UCT is also setting up the Bertha Centre for Social Innovation and Entrepreneurship in partnership with Massachusetts Institute for Technology (MIT). Based at the Waterfront, they aim to support social entrepreneurs and exhibit innovation. They’re working closely with Marlon Parker who will be providing Living Lab training to their members to support idea generation.
At the opposite end of the country in Pretoria, the CSIR Meraka Institute carries out cutting edge research in the field of ICT4D. I was able to meet with Merryl Ford who focuses on applying ICT use to health, education and other social sectors. They’ve been conducting research on Dr Maths in the Eastern Cape which provides tutoring to learners via mobile in 4 languages and has 60, 000 users and are exploring other learning platforms like Quiz Max and Siyavula, which provides text books and tutorials via mobile which align to grade 10-12 Science and Maths curriculums in schools.
They are also conducting a pilot which aims to make digital content available on tablets in 26 schools in these regions. Whilst this seems premature elsewhere in Africa, it seems that many people in the education sector in South Africa are encouraging this approach and it may be viable as government funding and commitment to education is high, infrastructure such as electricity is widely available and costs are lower than textbook distribution.
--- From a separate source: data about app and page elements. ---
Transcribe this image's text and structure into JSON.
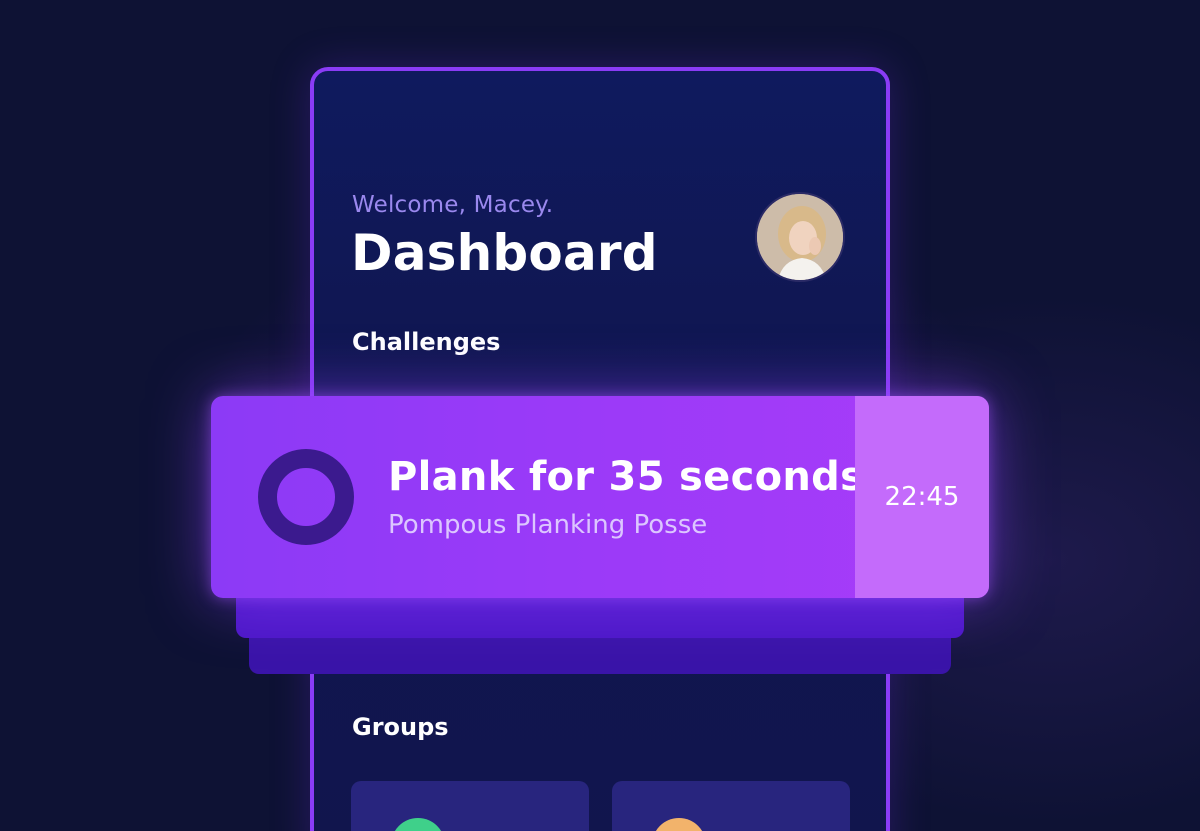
{
  "header": {
    "welcome_text": "Welcome, Macey.",
    "title": "Dashboard",
    "avatar_icon": "user-avatar"
  },
  "sections": {
    "challenges_label": "Challenges",
    "groups_label": "Groups"
  },
  "challenge": {
    "title": "Plank for 35 seconds",
    "group": "Pompous Planking Posse",
    "timer": "22:45",
    "status_icon": "ring-icon"
  },
  "groups": [
    {
      "icon": "group-avatar",
      "color": "#3fd08a"
    },
    {
      "icon": "group-avatar",
      "color": "#f2b36b"
    }
  ],
  "colors": {
    "accent": "#8a3cf6",
    "card": "#9a3af8",
    "timer_panel": "#c46bfb",
    "background": "#0e1234"
  }
}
There’s some enthusiasm in the public sector too. I was able to meet with Tim Harris, the Shadow Minister of Finance and a member of the Democratic Alliance. He’s keen to explore the ways in which technology can be used to boost the economy and reduce the gap between citizens and their representatives.
I also met Alex Fraser of the Silicon Cape Initiative. She described how their organisation is strengthening the tech ecosystem in South Africa, initially focusing on the Western Cape. They focus on skills development, attracting investors, establishing partnerships and creating an enabling environment for investors.
Alex believes that the current tech ecosystem is underdeveloped, with saturation level not met in most sectors. There is a core of 100-200 passionate individuals working voluntarily and they have 7,000 members. She believes that there are lots of opportunities for growth and South Africans are natural entrepreneurs. She highlighted that South Africa is a great test ground for products as they cater to both low and high income markets, the cost of doing business is relatively cheap and people are used to bootstrapping.
Key challenges remain, including identifying good role models/success stories, increasing confidence (few view themselves as global players), encouraging people to value entrepreneurship as much as traditional careers and increasing the number of non-white men in the field. I look forward to seeing how this space evolves.